“We have been in South America and in the West Coast, East Coast, and Midwest of the United States. Often, but not always, we have been associated with universities,” according to the Lab website website.
“Biological processes that cycle in 24-hour intervals are called daily rhythms (or, less often, nycthemeral rhythms). When a daily rhythm is endogenously generated, but still susceptible to modulation by 24-hour environmental cycles, it is called a circadian rhythm. Many behavioral processes of individual organisms exhibit daily and/or circadian rhythmicity, including locomotor activity, feeding, excretion, sensory processing, and learning capability. Rhythms of locomotor activity have been the most thoroughly-studied behavioral rhythms.
“Many autonomic processes of individual organisms exhibit daily and/or circadian rhythmicity, including the control of body temperature, cardiovascular function, melatonin secretion, cortisol secretion, metabolism, and sleep. Rhythms of body temperature have been the most thoroughly-studied autonomic rhythms.”
The homeostasis of body temperature is a central feature of the physiology of mammals and birds, including humans. Body temperature is one of many physiological variables that have been found to express circadian rhythmicity. The study of the regulation of body temperature is a traditional subfield of physiology called Thermal Physiology.”
Dr. Refinetti has been teaching at the university level since 1986. He has taught undergraduate courses on Introductory Psychology, Experimental Psychology, Philosophy of Psychology, History and Systems of Psychology, Physiological Psychology, Statistics, Research Methods, Sensation and Perception, Human Sexuality, and Biological Rhythms. He has taught graduate courses on Physiological Psychology and on Sensation and Perception. He prides himself on delivering well-researched and well-organized lectures (making use of multimedia resources and computer technology) and on encouraging critical thinking by stimulating classroom discussions and by assigning home work with broader implications.
How does he like New Orleans so far?
“I arrived in New Orleans this past summer,” Dr. Refinetti said, “just in time to experience the most active tropical storm year in history, which did cause damage to my house facing Lake Catherine. In the winter, the two-night freeze caused several pipes outside my house to burst. And, of course, the covid pandemic greatly limited my ability to interact with students on campus and to experience the food and music of New Orleans. Yet, I love it here. I love the

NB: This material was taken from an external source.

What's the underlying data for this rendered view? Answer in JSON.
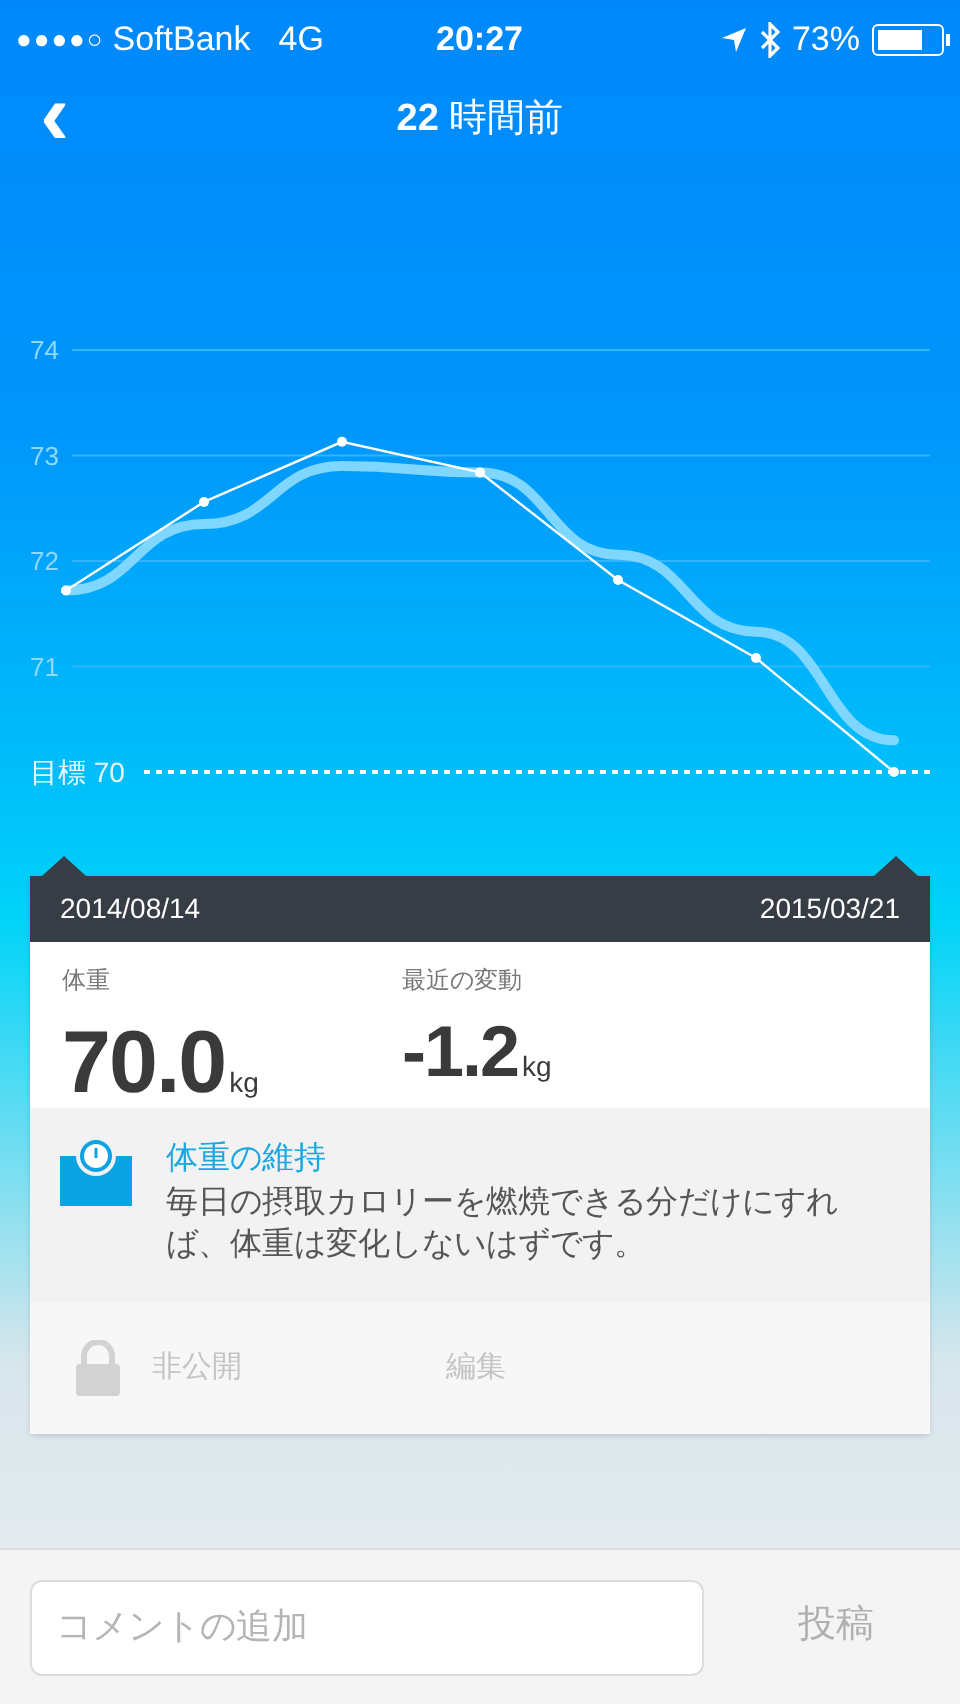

weather (when there isn’t a hurricane or a freeze), I love the scenery, I love the people. I’ll have much more to enjoy as New Orleans reopens after the pandemic.”
While Dr. Refinetti spends most of his time at the lab or at the office, he has dedicated some time to artistic activities, especially in the past, his efforts including music, poetry, photography, and painting. He has even composed original pieces. (To listen to some of his compositions, visit the “Music” section of his website.)
“When I am not working (which is rare), I play the piano,” he said.
Dr. Refinetti is married, and his wife, who is not in New Orleans yet, will be joining him in the summer.
He can be reached at the address below and more about his work is available at these sites:
Professor, University of New Orleans, https://www.uno.edu
Head, Circadian Rhythm Laboratory, https://www.circadian.org
Fellow, American Physiological Society, https://www.physiology.org
Author, Circadian Physiology, https://www.crcpress.com/9781466514973
Editor-in-Chief, Journal of Circadian Rhythms, https://jcircadianrhythms.com
Editor-in-Chief, Sexuality & Culture, https://www.springer.com/12119